By Vera Gruessner – December 12, 2016
Healthcare payers are finding that their reimbursement totals show higher spend for hip, knee, and spine surgeries and other orthopedic care when compared to other forms of treatment. Along with the higher spend, members regularly show poor health outcomes, said Michelle Lobe, Vice President of Network Strategy and Innovation at UnitedHealthcare. To counter these problems, UnitedHealthcare announced this month in a press release its new prospective bundled payment model for hip, knee, and spine surgeries.
“The main reason for developing a [bundled payment] program is that, in most large companies, high spend is really associated with orthopedic procedures,” Lobe told HealthPayerIntelligence.com. “For the most part, about 17 percent of company spend is in the orthopedic arena. Hip, knee, and spine procedures constitute about 33 percent of that.”

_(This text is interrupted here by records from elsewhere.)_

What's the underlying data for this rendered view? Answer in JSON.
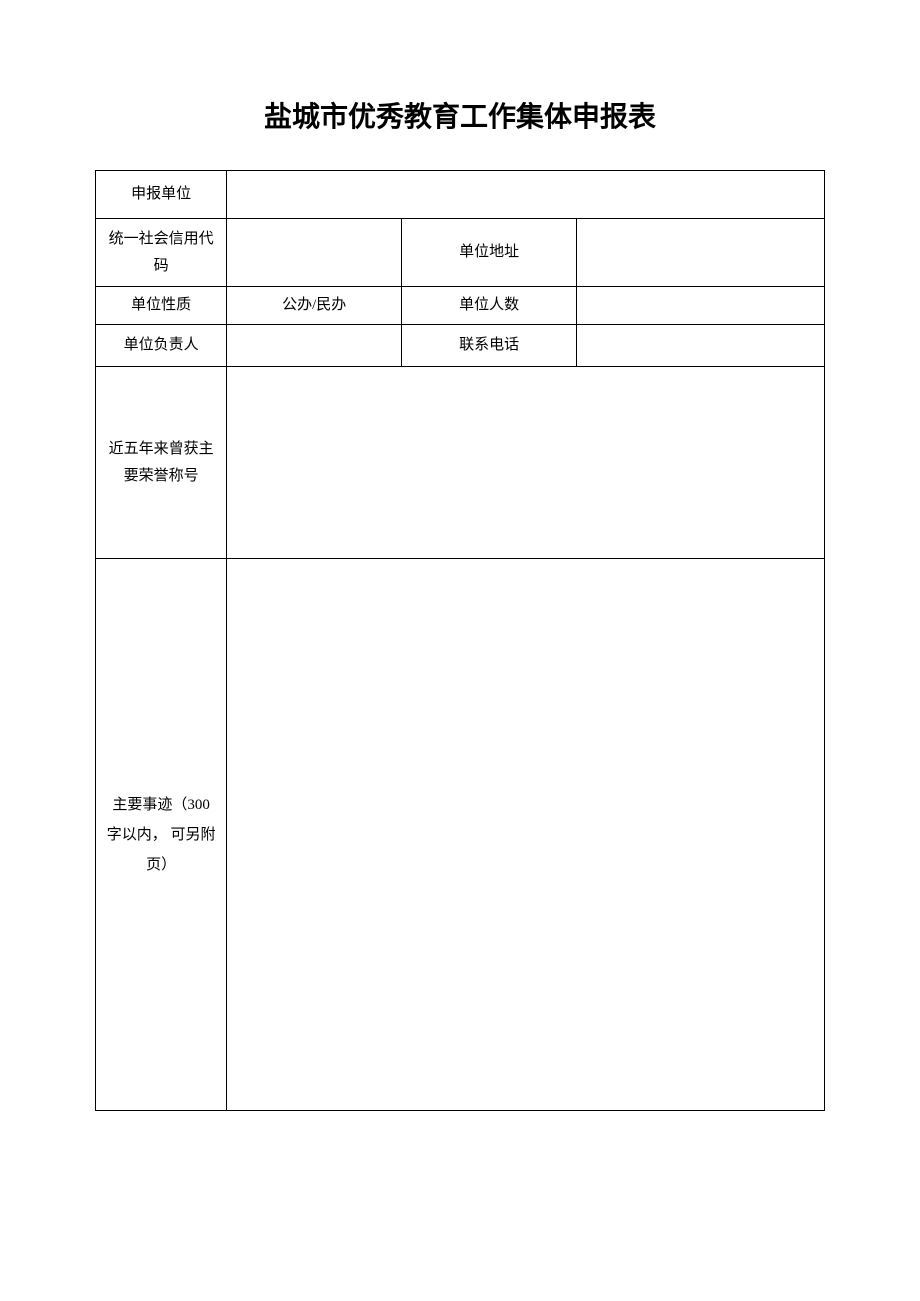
{
  "title": "盐城市优秀教育工作集体申报表",
  "labels": {
    "applying_unit": "申报单位",
    "credit_code": "统一社会信用代码",
    "unit_address": "单位地址",
    "unit_nature": "单位性质",
    "nature_option": "公办/民办",
    "unit_count": "单位人数",
    "unit_head": "单位负责人",
    "contact_phone": "联系电话",
    "honors": "近五年来曾获主要荣誉称号",
    "main_deeds": "主要事迹（300 字以内， 可另附页）"
  },
  "values": {
    "applying_unit": "",
    "credit_code": "",
    "unit_address": "",
    "unit_count": "",
    "unit_head": "",
    "contact_phone": "",
    "honors": "",
    "main_deeds": ""
  }
}
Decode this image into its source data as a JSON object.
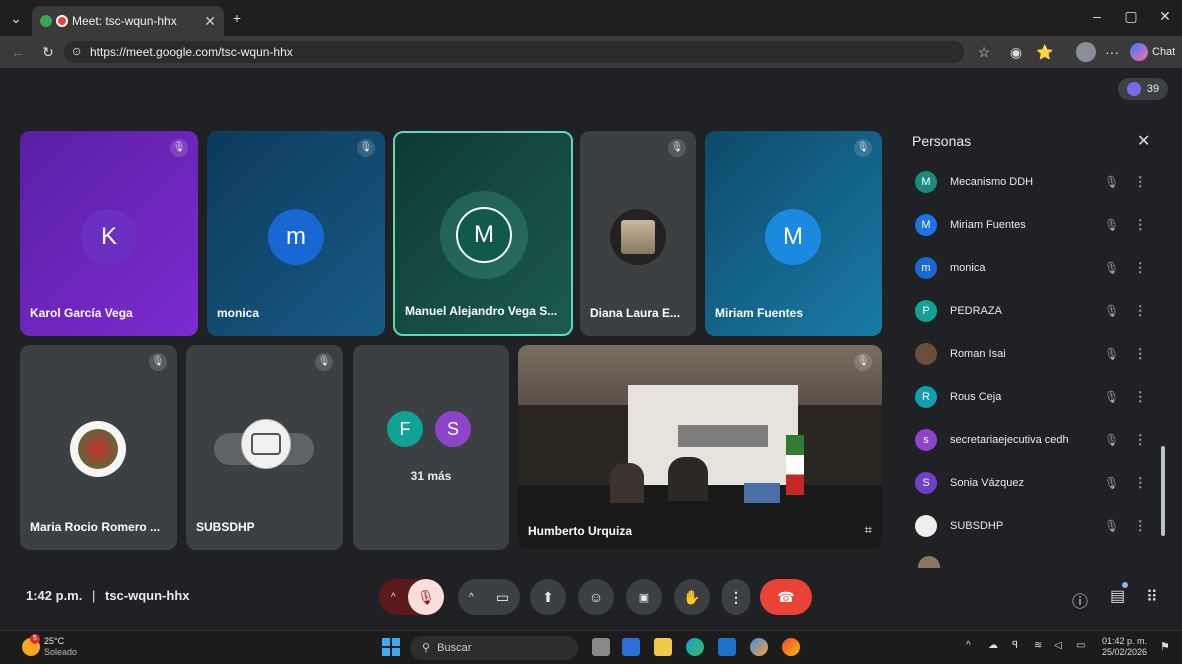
{
  "browser": {
    "tab_title": "Meet: tsc-wqun-hhx",
    "url": "https://meet.google.com/tsc-wqun-hhx",
    "chat_label": "Chat",
    "participant_count": "39"
  },
  "tiles": [
    {
      "name": "Karol García Vega",
      "initial": "K"
    },
    {
      "name": "monica",
      "initial": "m"
    },
    {
      "name": "Manuel Alejandro Vega S...",
      "initial": "M"
    },
    {
      "name": "Diana Laura E..."
    },
    {
      "name": "Miriam Fuentes",
      "initial": "M"
    },
    {
      "name": "Maria Rocio Romero ..."
    },
    {
      "name": "SUBSDHP"
    },
    {
      "more_label": "31 más",
      "initial1": "F",
      "initial2": "S"
    },
    {
      "name": "Humberto Urquiza"
    }
  ],
  "people_panel": {
    "title": "Personas",
    "items": [
      {
        "name": "Mecanismo DDH",
        "initial": "M",
        "color": "#1a8a7a"
      },
      {
        "name": "Miriam Fuentes",
        "initial": "M",
        "color": "#1a73e8"
      },
      {
        "name": "monica",
        "initial": "m",
        "color": "#1967d2"
      },
      {
        "name": "PEDRAZA",
        "initial": "P",
        "color": "#12a195"
      },
      {
        "name": "Roman Isai",
        "initial": "",
        "color": "#6b4f3a"
      },
      {
        "name": "Rous Ceja",
        "initial": "R",
        "color": "#129eaf"
      },
      {
        "name": "secretariaejecutiva cedh",
        "initial": "s",
        "color": "#8e44c9"
      },
      {
        "name": "Sonia Vázquez",
        "initial": "S",
        "color": "#6f3fc7"
      },
      {
        "name": "SUBSDHP",
        "initial": "",
        "color": "#eeeeee"
      }
    ]
  },
  "bottom_bar": {
    "time": "1:42 p.m.",
    "separator": "|",
    "meeting_code": "tsc-wqun-hhx"
  },
  "taskbar": {
    "temperature": "25°C",
    "weather": "Soleado",
    "search_placeholder": "Buscar",
    "clock_time": "01:42 p. m.",
    "clock_date": "25/02/2026",
    "weather_badge": "5"
  },
  "colors": {
    "end_call": "#ea4335",
    "mic_off": "#f9dedc",
    "active_border": "#5fd9b3"
  }
}
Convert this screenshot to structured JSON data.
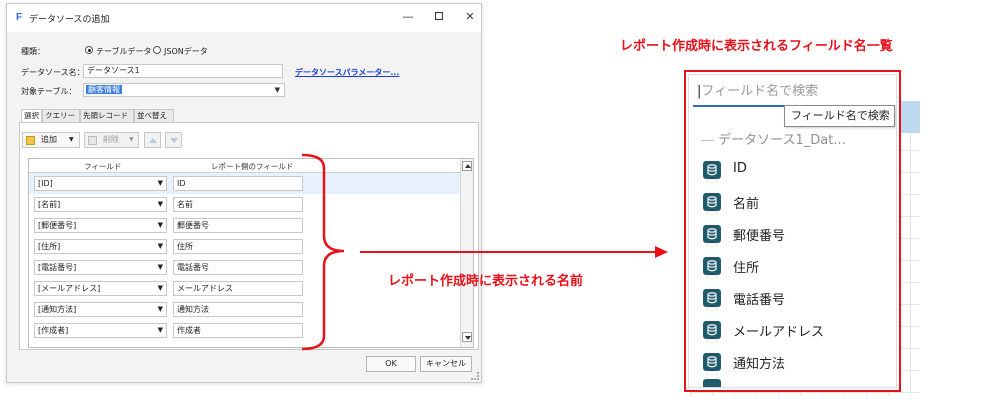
{
  "dialog": {
    "app_icon": "F",
    "title": "データソースの追加",
    "controls": {
      "minimize": "—",
      "maximize": "",
      "close": "✕"
    },
    "kind_label": "種類：",
    "radio_table": "テーブルデータ",
    "radio_json": "JSONデータ",
    "name_label": "データソース名：",
    "name_value": "データソース1",
    "param_link": "データソースパラメーター...",
    "table_label": "対象テーブル：",
    "table_value": "顧客情報",
    "tabs": [
      "選択",
      "クエリー",
      "先頭レコード",
      "並べ替え"
    ],
    "toolbar": {
      "add": "追加",
      "delete": "削除"
    },
    "grid_headers": {
      "field": "フィールド",
      "report_field": "レポート側のフィールド"
    },
    "rows": [
      {
        "field": "[ID]",
        "report": "ID"
      },
      {
        "field": "[名前]",
        "report": "名前"
      },
      {
        "field": "[郵便番号]",
        "report": "郵便番号"
      },
      {
        "field": "[住所]",
        "report": "住所"
      },
      {
        "field": "[電話番号]",
        "report": "電話番号"
      },
      {
        "field": "[メールアドレス]",
        "report": "メールアドレス"
      },
      {
        "field": "[通知方法]",
        "report": "通知方法"
      },
      {
        "field": "[作成者]",
        "report": "作成者"
      }
    ],
    "ok": "OK",
    "cancel": "キャンセル"
  },
  "annotations": {
    "top": "レポート作成時に表示されるフィールド名一覧",
    "middle": "レポート作成時に表示される名前",
    "accent_color": "#e8111a"
  },
  "field_list": {
    "search_placeholder": "フィールド名で検索",
    "tooltip": "フィールド名で検索",
    "group": "データソース1_Dat...",
    "items": [
      "ID",
      "名前",
      "郵便番号",
      "住所",
      "電話番号",
      "メールアドレス",
      "通知方法"
    ],
    "item_icon": "database-icon"
  }
}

“Many companies are looking for ways to streamline payment and provide quality centers for their members to have more efficient, high-quality surgery,” Lobe continued. “That was the birth of why we focused on centers of excellence for spine and joint surgery.”
With 17 percent of all healthcare spending based on treating musculoskeletal conditions and 33 percent for hip, knee, or spine treatment, “to put a real number on that, 17 percent of average healthcare spend is about $45 dollars per member per month. That’s real cost for a company,” said Dr. Jon R. Friedman, Chief Medical Officer of Complex Medical Conditions at Optum.
With a large percentage of payer reimbursement based in orthopedic care, health insurance companies that implement bundled payment models and partner with high-quality providers may see a decrease in cost for orthopedic surgeries. The decrease in cost may be related to members spending fewer days in the hospital and stronger population health results, said Lobe.
“We measure across the whole continuum,” Lobe added. “We looking at reductions in a number of measures. We’re looking at population measures. We’ve seen results in reduction in readmission rates and reduction in length of stays.”
Bundled payment models would be a beneficial solution for cutting costs. Bundles hold healthcare providers accountable for quality of care and patient safety. For instance, providers looking to boost their revenue would be incentivized through a bundle to ensure fewer costly hospital-acquired infections.
By partnering with high quality providers, payers may also find their members experience better outcomes and decreased cost, the UnitedHealthcare press release stated.